Michael Faraday Medal and Lecture
Professor Danielle George MBE: For her excellence in communicating science.
Rosalind Franklin Award and Lecture
Professor Tamsin Mather: On the basis of her achievements in the field of volcanology, her ability to communicate with the public and her imaginative project proposal.
Milner Medal and Lecture
Professor Eugene Myers: For his development of computational techniques that have brought genome sequencing into everyday use, underpinned key biological sequencing tools, and made large scale analysis of biological images practical.
Wilkins-Bernal-Medawar Medal and Lecture
Professor Mark Jackson: For his significant contributions in popularising medical history and the medical humanities.
Royal Society Africa Award
Dr Dorothy Yeboah-Manu: For her contributions and innovative approaches to understanding Mycobacterium ulcerans and Mycobacterium africanum, combining microbiology, genetic studies and epidemiology.
Royal Society Armourers and Braisers’ Company Prize
Professor Steven Armes FRS: For his pioneering development of colloidal nanocomposite particles. He has demonstrated many applications; his fruitful collaborations with companies has inspired three successful commercial products.
Royal Society Mullard Award
Professor Florin Udrea FREng and Professor Julian Gardner FREng: For their work as renowned academics and serial entrepreneurs who together founded and led a most successful spin-off in the physical sciences, active in environmental and air quality sensors.
Royal Society Athena Prize 2018 Individual Category
Emma Chapman, Imperial College London: For driving nationally impactful policy changes concerning sexual harassment issues in higher education.
Royal Society Athena Prize 2018 Team Category
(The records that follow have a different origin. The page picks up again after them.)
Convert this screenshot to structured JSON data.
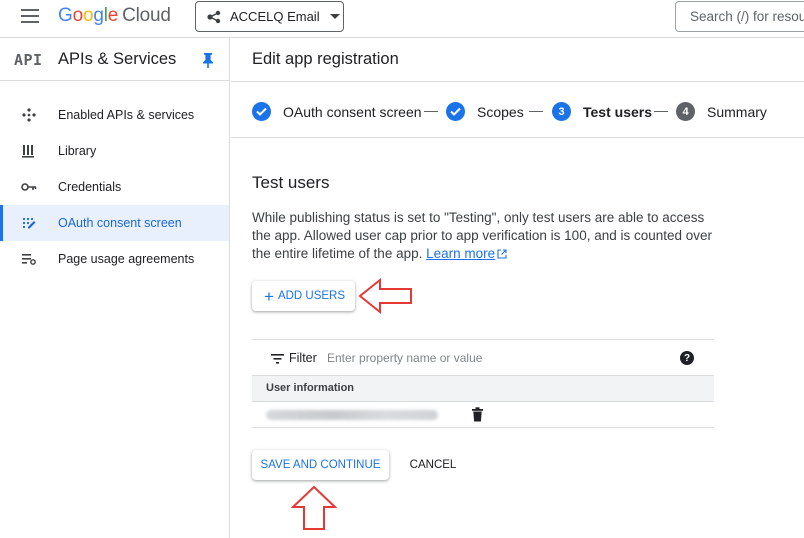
{
  "topbar": {
    "logo_google": "Google",
    "logo_cloud": "Cloud",
    "project_name": "ACCELQ Email",
    "search_placeholder": "Search (/) for resources"
  },
  "sidebar": {
    "api_logo": "API",
    "title": "APIs & Services",
    "items": [
      {
        "label": "Enabled APIs & services",
        "icon": "diamond-dots-icon",
        "active": false
      },
      {
        "label": "Library",
        "icon": "library-icon",
        "active": false
      },
      {
        "label": "Credentials",
        "icon": "key-icon",
        "active": false
      },
      {
        "label": "OAuth consent screen",
        "icon": "oauth-icon",
        "active": true
      },
      {
        "label": "Page usage agreements",
        "icon": "settings-list-icon",
        "active": false
      }
    ]
  },
  "main": {
    "page_title": "Edit app registration",
    "steps": [
      {
        "label": "OAuth consent screen",
        "state": "done"
      },
      {
        "label": "Scopes",
        "state": "done"
      },
      {
        "number": "3",
        "label": "Test users",
        "state": "current"
      },
      {
        "number": "4",
        "label": "Summary",
        "state": "pending"
      }
    ],
    "section_title": "Test users",
    "description": "While publishing status is set to \"Testing\", only test users are able to access the app. Allowed user cap prior to app verification is 100, and is counted over the entire lifetime of the app.",
    "learn_more": "Learn more",
    "add_users_label": "ADD USERS",
    "filter_label": "Filter",
    "filter_placeholder": "Enter property name or value",
    "help_glyph": "?",
    "table_header": "User information",
    "save_label": "SAVE AND CONTINUE",
    "cancel_label": "CANCEL"
  },
  "colors": {
    "accent": "#1a73e8",
    "annotation": "#e53935"
  }
}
Communications Team, the Academy of Medical Sciences: For an evidence-based, sustainable and impactful programme that has increased the visibility and participation of female scientists in the media.